Home?

I used to think home was a place: Menlo Park, California, United States of America. It was very easy that way. I knew where I belonged, and I took comfort in returning whenever I left. I was a little peg that fit snuggly in the hole of pop music blasting through car speakers, a line out the door of Cafe Borrone every Sunday morning, and a clean, suburban life.

Recently, I have been seriously troubled by the imminent reality of returning “home” on December 7th. I spent a lot of time sitting with that discomfort and trying to pinpoint the root before realizing that home for me was no longer black and white. Home is no longer as simple as a set of geographic coordinates. It seems that home to me is no longer a location, as opposed to a comfort of the soul.

This morning I woke up and sat with my bahini by the bush of orange marigolds next to our water tap.

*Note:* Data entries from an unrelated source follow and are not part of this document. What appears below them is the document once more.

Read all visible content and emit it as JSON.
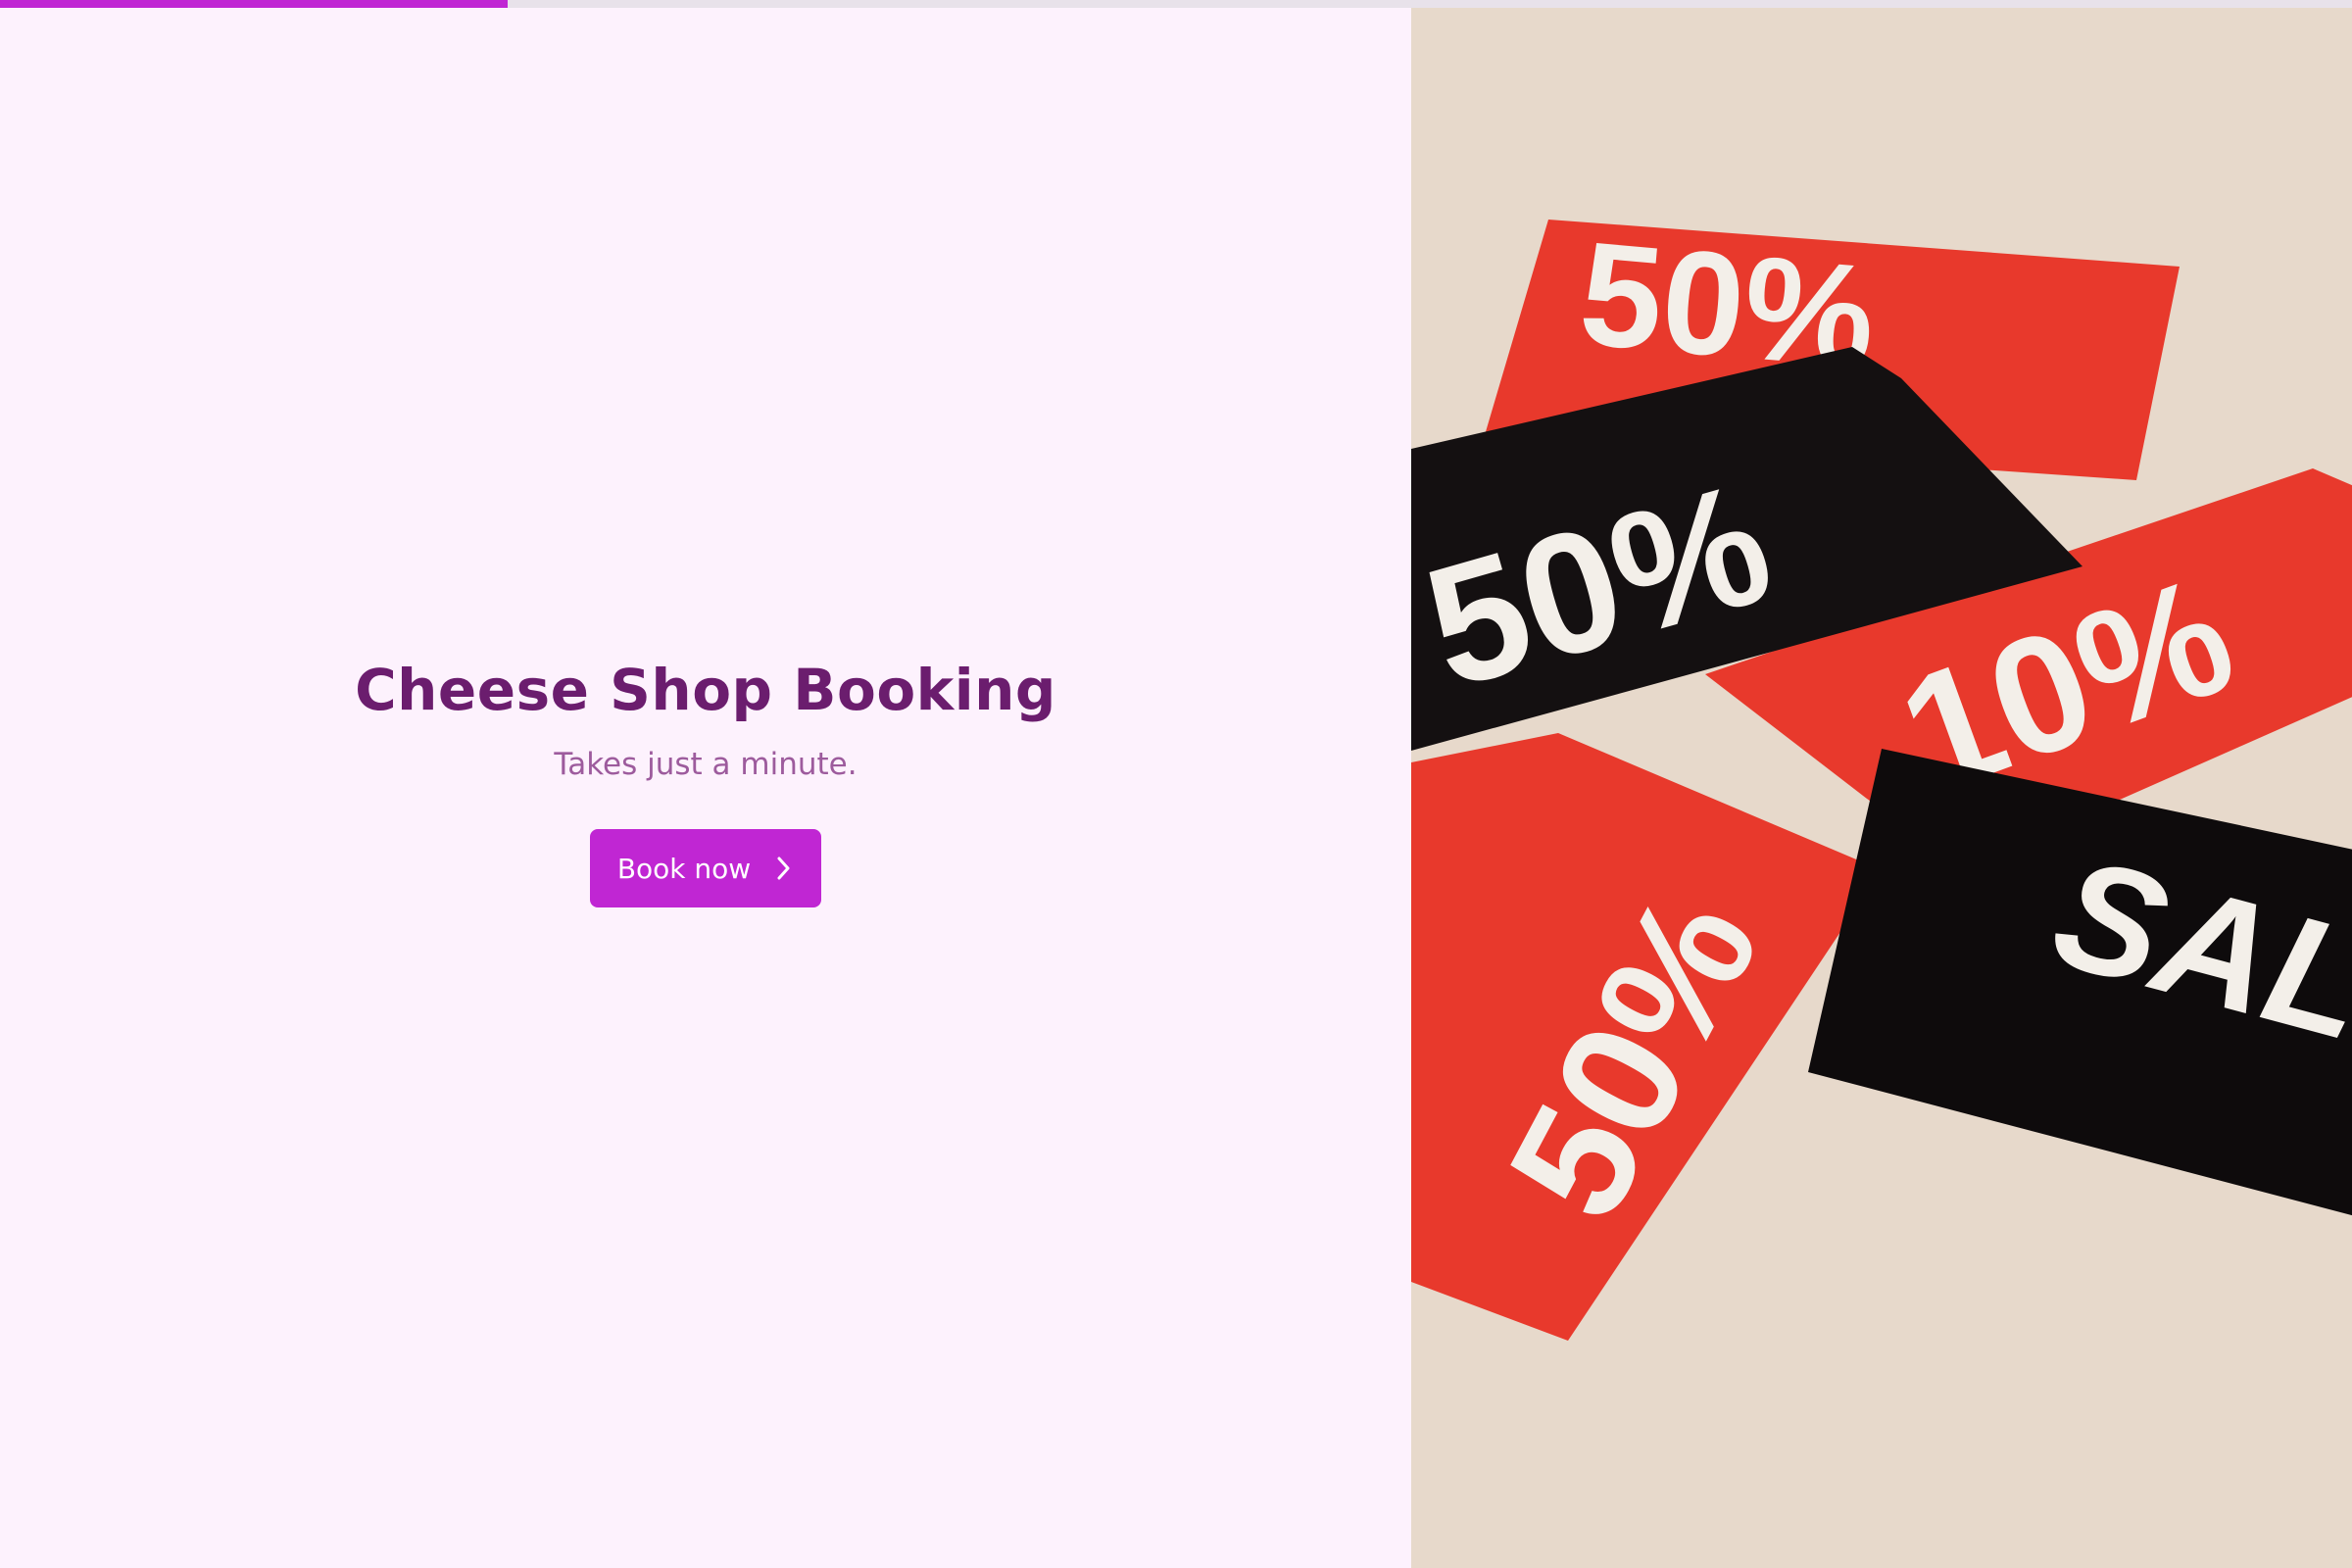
{
  "progress": {
    "fraction": 0.216,
    "color": "#c026d3"
  },
  "hero": {
    "title": "Cheese Shop Booking",
    "subtitle": "Takes just a minute.",
    "cta_label": "Book now",
    "cta_icon": "chevron-right-icon"
  },
  "image": {
    "subject": "sale-price-tags-photo",
    "tags": [
      "50%",
      "50%",
      "10%",
      "50%",
      "SALE"
    ]
  },
  "colors": {
    "background": "#fdf2fd",
    "title": "#6b1d6e",
    "subtitle": "#9d5b9d",
    "accent": "#c026d3",
    "photo_background": "#e7d9cb",
    "tag_red": "#e8392c",
    "tag_black": "#111111"
  }
}
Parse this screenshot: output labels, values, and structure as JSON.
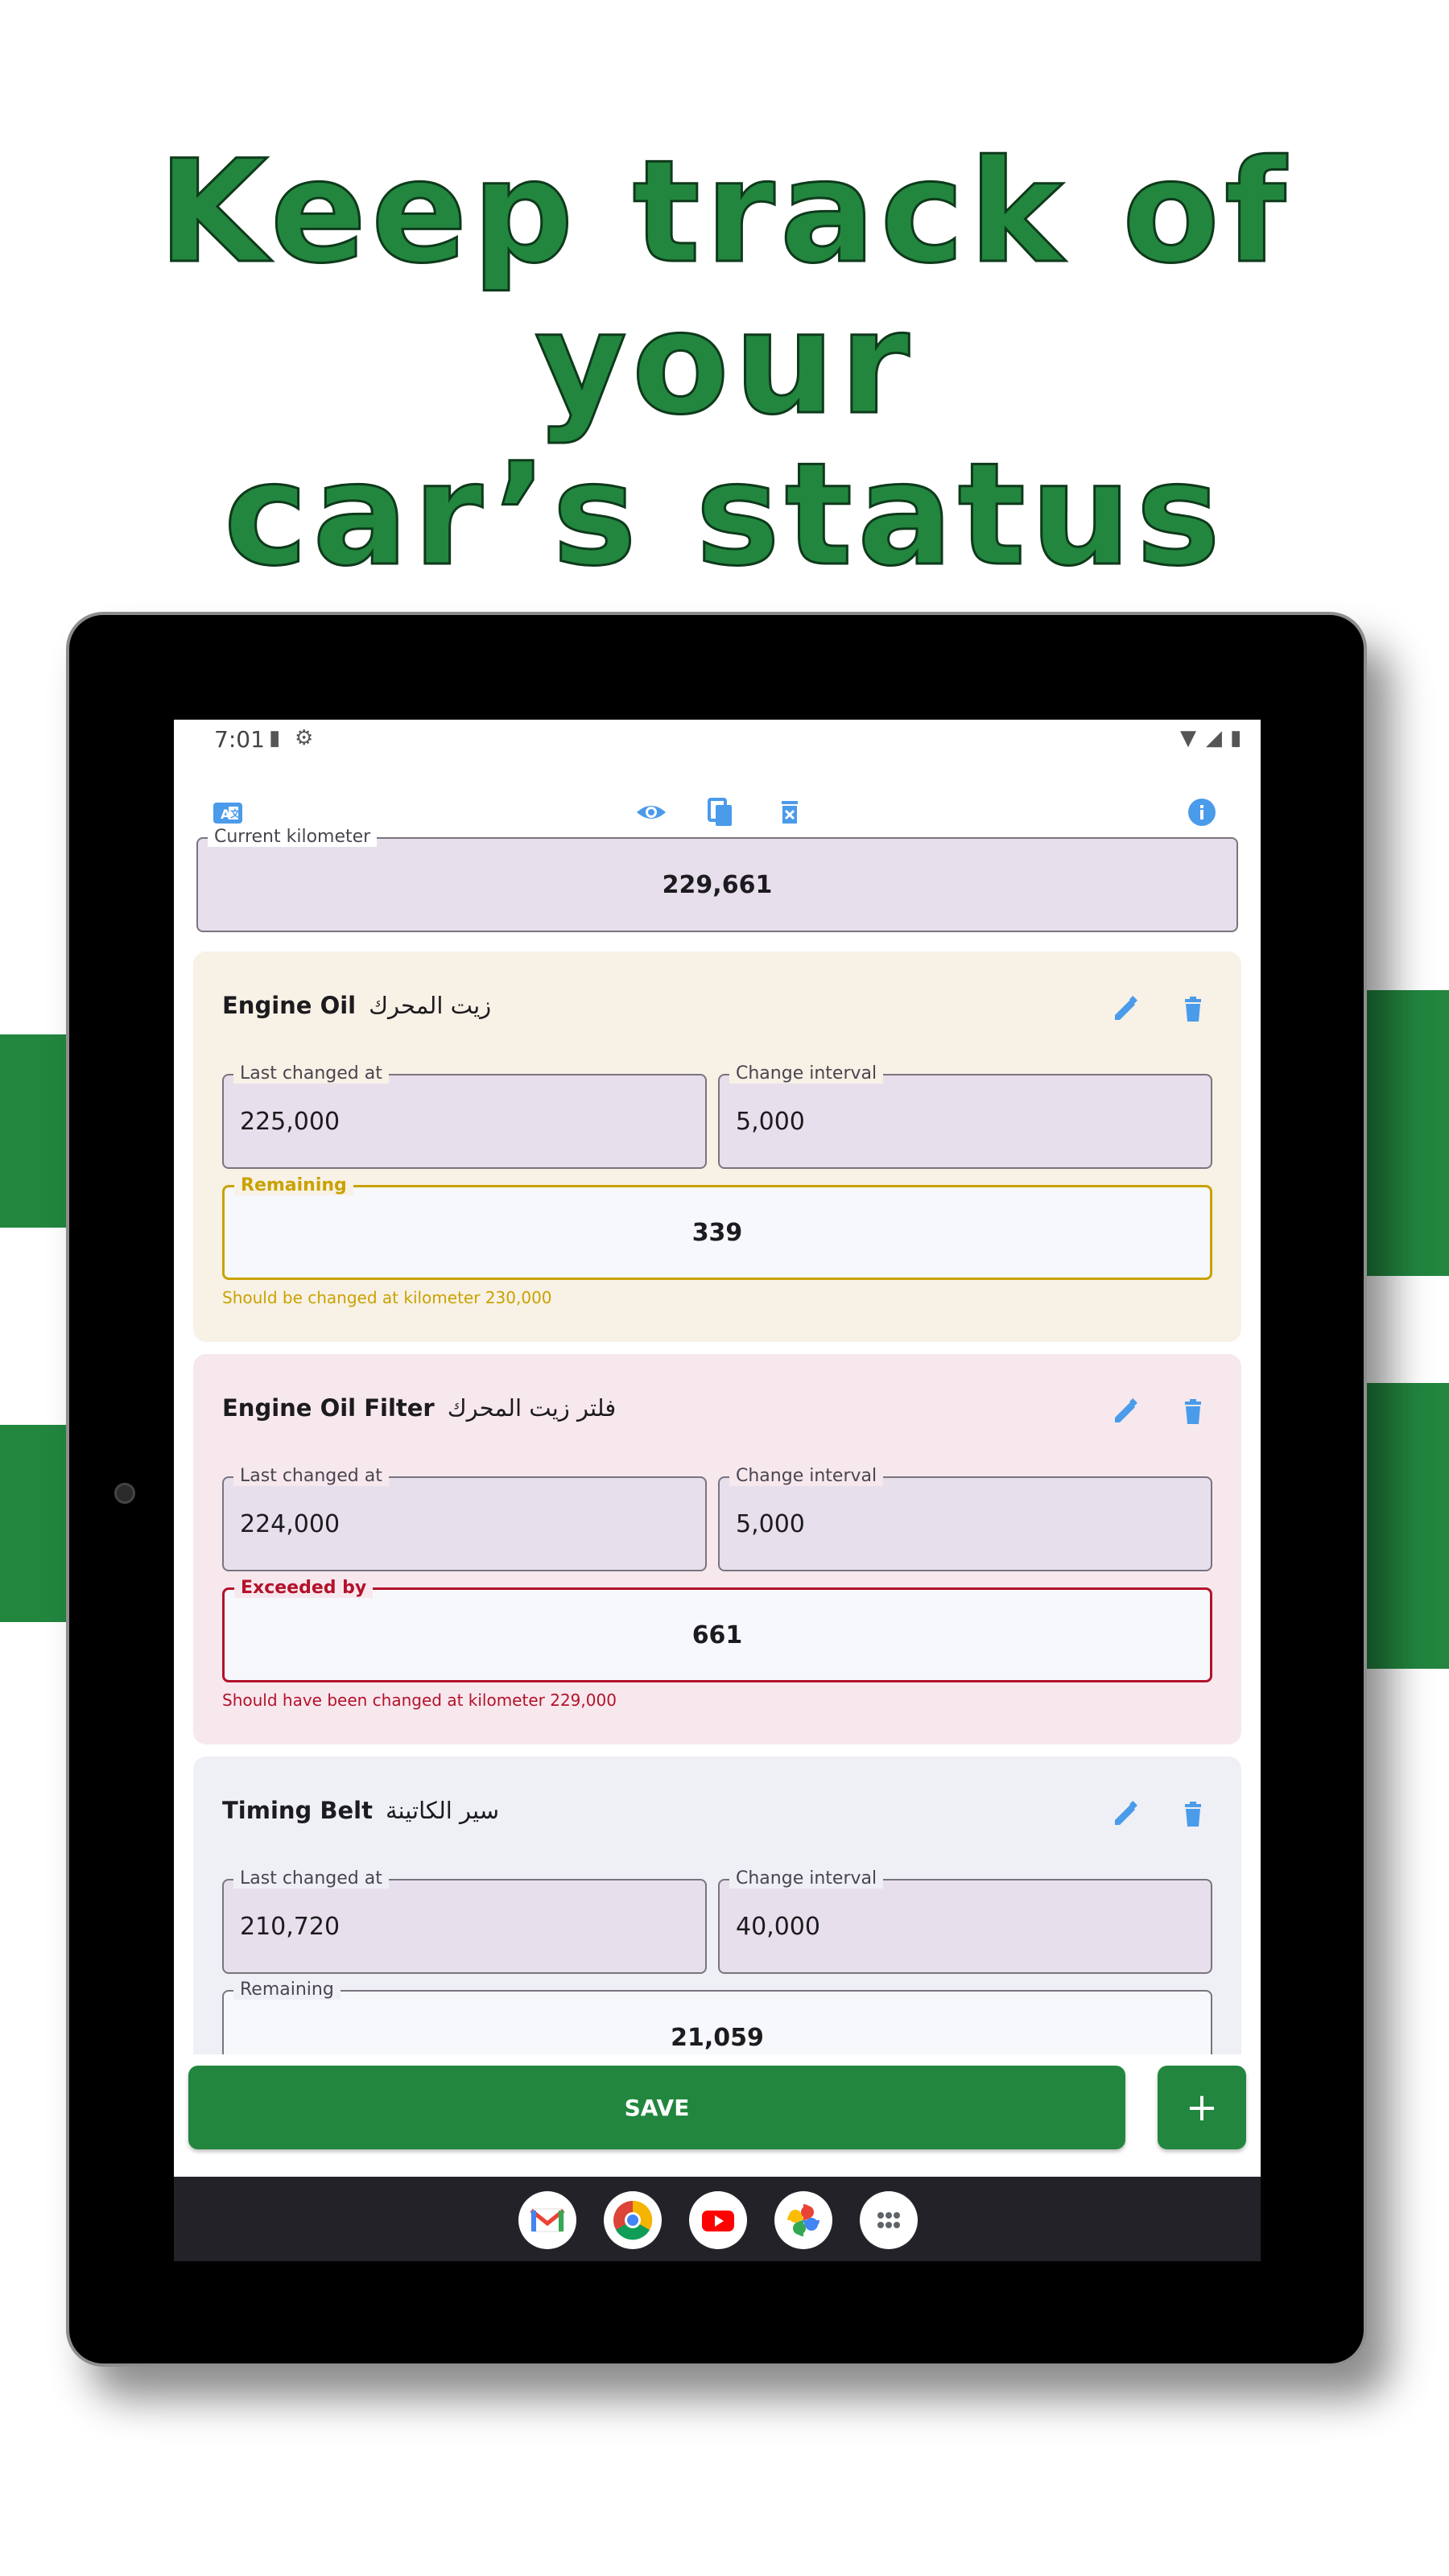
{
  "headline": {
    "line1": "Keep track of your",
    "line2": "car’s status"
  },
  "status_bar": {
    "time": "7:01"
  },
  "current_km": {
    "label": "Current kilometer",
    "value": "229,661"
  },
  "cards": [
    {
      "title": "Engine Oil",
      "title_ar": "زيت المحرك",
      "last_changed_label": "Last changed at",
      "last_changed_value": "225,000",
      "interval_label": "Change interval",
      "interval_value": "5,000",
      "status_label": "Remaining",
      "status_value": "339",
      "helper": "Should be changed at kilometer 230,000",
      "status": "warning",
      "background": "#f8f1e6",
      "accent": "#c9a200"
    },
    {
      "title": "Engine Oil Filter",
      "title_ar": "فلتر زيت المحرك",
      "last_changed_label": "Last changed at",
      "last_changed_value": "224,000",
      "interval_label": "Change interval",
      "interval_value": "5,000",
      "status_label": "Exceeded by",
      "status_value": "661",
      "helper": "Should have been changed at kilometer 229,000",
      "status": "exceeded",
      "background": "#f7e8ee",
      "accent": "#b3122a"
    },
    {
      "title": "Timing Belt",
      "title_ar": "سير الكاتينة",
      "last_changed_label": "Last changed at",
      "last_changed_value": "210,720",
      "interval_label": "Change interval",
      "interval_value": "40,000",
      "status_label": "Remaining",
      "status_value": "21,059",
      "status": "ok",
      "background": "#eff0f6",
      "accent": "#79747e"
    }
  ],
  "actions": {
    "save_label": "SAVE",
    "add_label": "+"
  },
  "colors": {
    "brand": "#22863f",
    "icon": "#4a9bea"
  }
}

The sun was rising over the Himalaya, and in the morning glow of the mountains I hugged her and buried my face in her hair. I realized that I really loved her, as I do for the rest of my Balamchaur homestay family. I feel like I truly am their daughter; I feel like I am home. Our littlest goat came over and pressed his tiny horns into my calf, and as my didi washed dishes next to me I felt a ridiculously wild sense of happiness. This, I thought, is what home is. It isn’t an address. It isn’t touching down in a certain city or driving down familiar streets. Home is what I have found here in Nepal, in a hot cup of chiyaa sipped slowly out of a tin cup, or in the plate of daal bhat that my didi hands me nightly. Home is also what what I will re-envelop myself in upon returning to the US, in the smiles of my American family and the endless dinner table laughs to come.

I remember driving past the American embassy for the first time in Kathmandu. At the time I felt unstable in Nepal and was longing for the familiar comforts of “home” back in the US. Upon seeing the embassy a fiery ache ripped through me. I longed to run into the embassy and hear perfect English and feel so, so American. Now, sitting in a plastic chair under the watchful majesty of the Himalaya, it is no longer America that I crave. It is simple moments like watching the sun rise this morning with my bahini. It has been both terrifying and beautiful to watch aspects of what used to be home dissolve, while discovering deep pockets of the same peace halfway across the world. How truly exceptional it is to know that if I can find home all over the globe, I will never truly have to leave.